The Bucs’ defense also scored for the fifth time this defense, briefly giving the Buccaneers the lead in the first half. DE Simeon Rice, a former high school teammate of McNabb’s in Chicago, sacked the quarterback with a chop of his arm, forcing a fumble that LB Derrick Brooks, perhaps the NFL’s most opportunistic defender, returned 11 yards for a touchdown. It was Brooks’ fourth defensive TD of the season. Unfortunately, that would be the only time the Bucs’ would reach the end zone. Midway through the third quarter, Gramatica pulled the Bucs to within a field goal, at 13-10, by nailing a 48-yarder to cap a 50-yard scoring drive.

Philadelphia scored first, early in the first quarter, as Tampa Bay’s second play from scrimmage resulted in a turnover. CB Bobby Taylor forced FB Mike Alstott to fumble after a short pass, and LB Barry Gardner recovered for the Eagles at Tampa Bay’s 14. A leaping pass breakup by Rice on a heavy third-down blitz forced Philly to settle for David Akers’ 30-yard field goal. Akers also had a 35-yarder on the Eagles’ first possession of the third quarter.

Besides the two turnover-induced scores, the first half was a battle of punts brought on by two swarming defenses. Neither team got anywhere near the other’s end zone, with the field-position edge surging back and forth. The Bucs hurt their own cause with repeated illegal blocks on their punt returns, and the Eagles nearly created a disaster when a bouncing punt hit an unsuspecting Bobby Taylor in the leg. The Eagles recovered, however, at their own 14. Return man Brian Mitchell also fumbled another punt deep in the Philly zone, but recovered it himself. The Bucs also avoided a catastrophe of their own between those two Eagle muffs, as a Brandon Whiting sack from behind of Brad Johnson forced a fumble. G Cosey Coleman alertly beat several Eagle defenders to the ball.

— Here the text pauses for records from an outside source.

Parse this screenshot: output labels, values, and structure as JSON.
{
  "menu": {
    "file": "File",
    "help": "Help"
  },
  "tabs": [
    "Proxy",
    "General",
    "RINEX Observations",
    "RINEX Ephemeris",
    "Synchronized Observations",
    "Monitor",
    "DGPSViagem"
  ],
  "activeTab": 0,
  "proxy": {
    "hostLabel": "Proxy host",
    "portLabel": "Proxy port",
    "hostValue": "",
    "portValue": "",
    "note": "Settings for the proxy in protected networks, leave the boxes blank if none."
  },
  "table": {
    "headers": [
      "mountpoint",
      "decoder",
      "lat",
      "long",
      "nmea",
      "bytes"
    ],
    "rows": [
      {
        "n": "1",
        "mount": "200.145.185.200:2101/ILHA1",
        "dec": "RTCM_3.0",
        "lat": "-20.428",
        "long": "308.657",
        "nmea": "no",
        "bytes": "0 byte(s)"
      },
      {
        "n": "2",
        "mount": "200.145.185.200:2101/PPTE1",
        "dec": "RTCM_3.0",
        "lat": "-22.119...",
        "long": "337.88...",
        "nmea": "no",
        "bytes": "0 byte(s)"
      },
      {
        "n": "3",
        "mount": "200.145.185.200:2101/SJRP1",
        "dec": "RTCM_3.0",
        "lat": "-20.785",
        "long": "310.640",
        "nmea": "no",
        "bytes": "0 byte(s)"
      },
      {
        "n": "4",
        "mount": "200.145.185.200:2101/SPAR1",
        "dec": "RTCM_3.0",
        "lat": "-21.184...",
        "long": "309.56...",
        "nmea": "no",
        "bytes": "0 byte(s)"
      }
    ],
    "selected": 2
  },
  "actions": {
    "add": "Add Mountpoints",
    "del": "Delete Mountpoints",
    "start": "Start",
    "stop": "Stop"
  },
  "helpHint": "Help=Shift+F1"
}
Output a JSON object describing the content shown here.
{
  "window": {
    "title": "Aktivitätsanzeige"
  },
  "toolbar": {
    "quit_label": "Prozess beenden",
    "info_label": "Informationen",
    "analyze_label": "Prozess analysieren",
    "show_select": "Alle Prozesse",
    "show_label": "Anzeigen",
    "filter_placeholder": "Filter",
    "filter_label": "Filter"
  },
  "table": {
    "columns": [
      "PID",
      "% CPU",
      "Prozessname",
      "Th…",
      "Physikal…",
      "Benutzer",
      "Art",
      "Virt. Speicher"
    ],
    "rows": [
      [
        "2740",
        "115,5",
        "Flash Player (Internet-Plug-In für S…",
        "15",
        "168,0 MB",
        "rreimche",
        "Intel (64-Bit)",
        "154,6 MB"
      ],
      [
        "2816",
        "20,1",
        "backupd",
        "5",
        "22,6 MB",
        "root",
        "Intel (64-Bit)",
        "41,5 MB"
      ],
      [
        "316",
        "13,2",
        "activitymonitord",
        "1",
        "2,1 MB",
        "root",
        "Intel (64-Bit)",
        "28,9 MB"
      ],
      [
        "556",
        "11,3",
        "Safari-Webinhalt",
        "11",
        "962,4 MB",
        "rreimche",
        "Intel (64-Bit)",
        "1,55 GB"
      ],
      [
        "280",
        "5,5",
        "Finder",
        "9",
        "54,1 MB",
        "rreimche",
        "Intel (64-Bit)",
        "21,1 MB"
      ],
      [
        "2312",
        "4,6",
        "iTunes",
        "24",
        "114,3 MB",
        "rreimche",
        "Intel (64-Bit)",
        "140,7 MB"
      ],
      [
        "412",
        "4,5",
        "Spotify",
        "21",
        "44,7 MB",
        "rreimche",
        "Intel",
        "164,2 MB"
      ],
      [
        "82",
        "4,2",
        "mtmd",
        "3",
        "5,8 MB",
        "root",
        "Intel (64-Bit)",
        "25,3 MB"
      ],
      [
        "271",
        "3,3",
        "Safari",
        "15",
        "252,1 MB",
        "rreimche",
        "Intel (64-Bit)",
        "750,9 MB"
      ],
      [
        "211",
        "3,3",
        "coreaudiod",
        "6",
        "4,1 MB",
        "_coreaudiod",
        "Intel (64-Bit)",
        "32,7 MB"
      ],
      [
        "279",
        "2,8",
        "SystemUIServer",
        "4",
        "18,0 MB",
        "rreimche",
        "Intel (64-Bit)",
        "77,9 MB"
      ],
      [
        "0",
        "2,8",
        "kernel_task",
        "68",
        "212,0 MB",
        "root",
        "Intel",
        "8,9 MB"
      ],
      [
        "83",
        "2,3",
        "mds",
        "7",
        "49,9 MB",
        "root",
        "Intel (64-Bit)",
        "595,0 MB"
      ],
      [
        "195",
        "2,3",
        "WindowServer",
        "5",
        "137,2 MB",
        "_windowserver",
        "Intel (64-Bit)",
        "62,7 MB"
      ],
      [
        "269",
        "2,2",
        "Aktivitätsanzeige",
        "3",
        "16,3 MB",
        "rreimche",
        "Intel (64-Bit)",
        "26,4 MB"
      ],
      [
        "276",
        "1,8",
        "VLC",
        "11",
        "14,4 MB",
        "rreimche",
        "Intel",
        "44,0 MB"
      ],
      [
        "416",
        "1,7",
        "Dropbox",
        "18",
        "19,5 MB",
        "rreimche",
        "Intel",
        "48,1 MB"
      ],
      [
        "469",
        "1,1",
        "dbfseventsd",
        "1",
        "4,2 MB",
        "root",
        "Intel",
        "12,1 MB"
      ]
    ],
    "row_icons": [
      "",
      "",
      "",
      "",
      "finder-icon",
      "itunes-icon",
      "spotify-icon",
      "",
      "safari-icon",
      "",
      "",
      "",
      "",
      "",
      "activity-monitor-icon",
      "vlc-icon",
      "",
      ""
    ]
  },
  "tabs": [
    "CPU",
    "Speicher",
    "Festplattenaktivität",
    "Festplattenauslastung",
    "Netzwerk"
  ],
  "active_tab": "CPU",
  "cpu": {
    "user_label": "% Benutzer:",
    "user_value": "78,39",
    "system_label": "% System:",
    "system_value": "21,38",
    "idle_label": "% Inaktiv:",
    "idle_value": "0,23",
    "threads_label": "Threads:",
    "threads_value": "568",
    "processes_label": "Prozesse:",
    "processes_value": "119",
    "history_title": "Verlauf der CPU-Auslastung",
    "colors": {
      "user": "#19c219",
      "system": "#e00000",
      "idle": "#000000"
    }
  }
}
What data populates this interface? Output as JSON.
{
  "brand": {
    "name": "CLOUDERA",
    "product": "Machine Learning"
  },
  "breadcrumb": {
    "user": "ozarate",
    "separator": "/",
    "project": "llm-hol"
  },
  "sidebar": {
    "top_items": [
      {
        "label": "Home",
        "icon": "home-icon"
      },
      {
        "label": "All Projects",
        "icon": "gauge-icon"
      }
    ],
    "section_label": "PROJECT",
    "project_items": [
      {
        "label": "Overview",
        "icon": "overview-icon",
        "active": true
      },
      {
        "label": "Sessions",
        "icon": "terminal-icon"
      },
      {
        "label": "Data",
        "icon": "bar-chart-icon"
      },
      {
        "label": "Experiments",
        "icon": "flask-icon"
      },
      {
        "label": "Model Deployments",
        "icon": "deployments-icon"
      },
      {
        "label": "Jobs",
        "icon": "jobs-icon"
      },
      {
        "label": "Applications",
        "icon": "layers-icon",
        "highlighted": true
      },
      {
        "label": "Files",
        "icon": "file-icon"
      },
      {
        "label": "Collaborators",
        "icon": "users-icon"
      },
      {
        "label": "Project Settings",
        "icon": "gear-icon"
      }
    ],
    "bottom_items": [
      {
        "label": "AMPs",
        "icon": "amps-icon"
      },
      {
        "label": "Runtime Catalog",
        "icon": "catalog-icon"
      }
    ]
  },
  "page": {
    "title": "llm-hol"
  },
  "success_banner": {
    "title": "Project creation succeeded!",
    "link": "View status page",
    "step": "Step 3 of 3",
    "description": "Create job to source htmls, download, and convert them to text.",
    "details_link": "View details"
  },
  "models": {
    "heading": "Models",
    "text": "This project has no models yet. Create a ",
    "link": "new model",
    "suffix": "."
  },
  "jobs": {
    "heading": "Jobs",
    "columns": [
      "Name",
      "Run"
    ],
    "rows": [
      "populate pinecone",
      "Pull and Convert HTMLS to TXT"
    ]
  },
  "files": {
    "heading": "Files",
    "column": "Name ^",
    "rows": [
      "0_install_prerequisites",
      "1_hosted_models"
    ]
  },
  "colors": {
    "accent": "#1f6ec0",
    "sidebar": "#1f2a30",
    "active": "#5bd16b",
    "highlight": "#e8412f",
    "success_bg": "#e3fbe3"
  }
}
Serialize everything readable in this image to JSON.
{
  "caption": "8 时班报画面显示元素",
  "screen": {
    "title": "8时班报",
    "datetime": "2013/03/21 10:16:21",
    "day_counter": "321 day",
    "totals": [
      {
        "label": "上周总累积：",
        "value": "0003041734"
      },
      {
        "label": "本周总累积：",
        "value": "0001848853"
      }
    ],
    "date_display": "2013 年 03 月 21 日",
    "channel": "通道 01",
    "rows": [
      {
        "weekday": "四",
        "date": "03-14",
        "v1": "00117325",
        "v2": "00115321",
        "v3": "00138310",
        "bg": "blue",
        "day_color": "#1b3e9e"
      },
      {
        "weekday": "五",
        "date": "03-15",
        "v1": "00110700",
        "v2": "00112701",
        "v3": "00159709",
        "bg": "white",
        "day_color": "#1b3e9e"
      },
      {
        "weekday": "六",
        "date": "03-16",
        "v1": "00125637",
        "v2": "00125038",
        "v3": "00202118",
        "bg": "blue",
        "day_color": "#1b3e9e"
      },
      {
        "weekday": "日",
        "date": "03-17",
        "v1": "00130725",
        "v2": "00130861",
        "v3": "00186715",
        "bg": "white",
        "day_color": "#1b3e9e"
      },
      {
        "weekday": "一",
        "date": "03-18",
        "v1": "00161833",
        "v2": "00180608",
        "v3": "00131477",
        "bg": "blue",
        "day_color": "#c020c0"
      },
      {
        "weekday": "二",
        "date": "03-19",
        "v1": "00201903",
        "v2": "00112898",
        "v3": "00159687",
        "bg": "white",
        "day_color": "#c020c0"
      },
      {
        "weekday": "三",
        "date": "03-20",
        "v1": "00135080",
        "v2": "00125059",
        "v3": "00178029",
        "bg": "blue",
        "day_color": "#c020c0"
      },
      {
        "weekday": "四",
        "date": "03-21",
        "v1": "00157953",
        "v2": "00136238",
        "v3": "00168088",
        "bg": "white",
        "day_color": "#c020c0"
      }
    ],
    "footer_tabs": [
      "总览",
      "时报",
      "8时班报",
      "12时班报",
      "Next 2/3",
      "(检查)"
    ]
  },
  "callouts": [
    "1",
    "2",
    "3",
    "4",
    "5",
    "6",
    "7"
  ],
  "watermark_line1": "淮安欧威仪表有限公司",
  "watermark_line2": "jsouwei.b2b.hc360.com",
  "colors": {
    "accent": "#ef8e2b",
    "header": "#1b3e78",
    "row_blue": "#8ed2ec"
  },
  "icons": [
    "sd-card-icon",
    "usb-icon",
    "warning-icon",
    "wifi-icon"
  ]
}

Mitchell’s long return was the key special teams play of the half, however. When Pinkston got behind the Bucs’ defense and caught a beauty of a deep ball from McNabb, it was the first touchdown allowed by the Tampa Bay defense in nearly 14 quarters. The Bucs had held their last three opponents – Cincinnati, Atlanta and Cleveland – without an offensive touchdown. Still, the first half was clearly a defensive struggle. Philadelphia held the ball for eight more seconds, gained five more yards (114-109) and had three more points. The Bucs had two more first downs (6-4) and ran the ball slightly better (52 yards to 42), but never mounted an offensive scoring threat.

Tampa Bay’s only scoring drive on offense came late in the third quarter. After McNabb had led the Eagles to a field goal of their own on the home team’s first possession of the half, the Bucs answered with a 50-yard march ending in Gramatica’s 48-yarder. The Bucs moved most of the way with Michael Pittman runs and Alstott receptions, and were helped by a 15-yard penalty when DE Hugh Douglas hit Brad Johnson late.

The Bucs ran the ball fairly well, picking up 81 yards on just 21 carries, led by Pittman’s 49 yards on 12 totes. Before he was injured, Brad Johnson completed 19 of 31 passes for 124 yards, no touchdowns and one interception, and he was sacked five times. Rob Johnson completed four of seven passes for 31 yards in relief, and also ran three times for 10 yards. The Bucs’ offense, which had allowed just six sacks in the last five games, often struggled against Philly’s blitzes and gave up another six this afternoon. CB Brian Kelly intercepted a first-quarter pass for Tampa Bay, though the Bucs failed to capitalize. The two teams combined for seven fumbles on the afternoon, but only two changed hands.

With the loss, the Bucs end a five-game winning streak and fall to 5-2 overall. With a New Orleans victory earlier in the day, the Bucs find themselves a game out of first in the NFC South. Philadelphia improves to 4-2 on the year.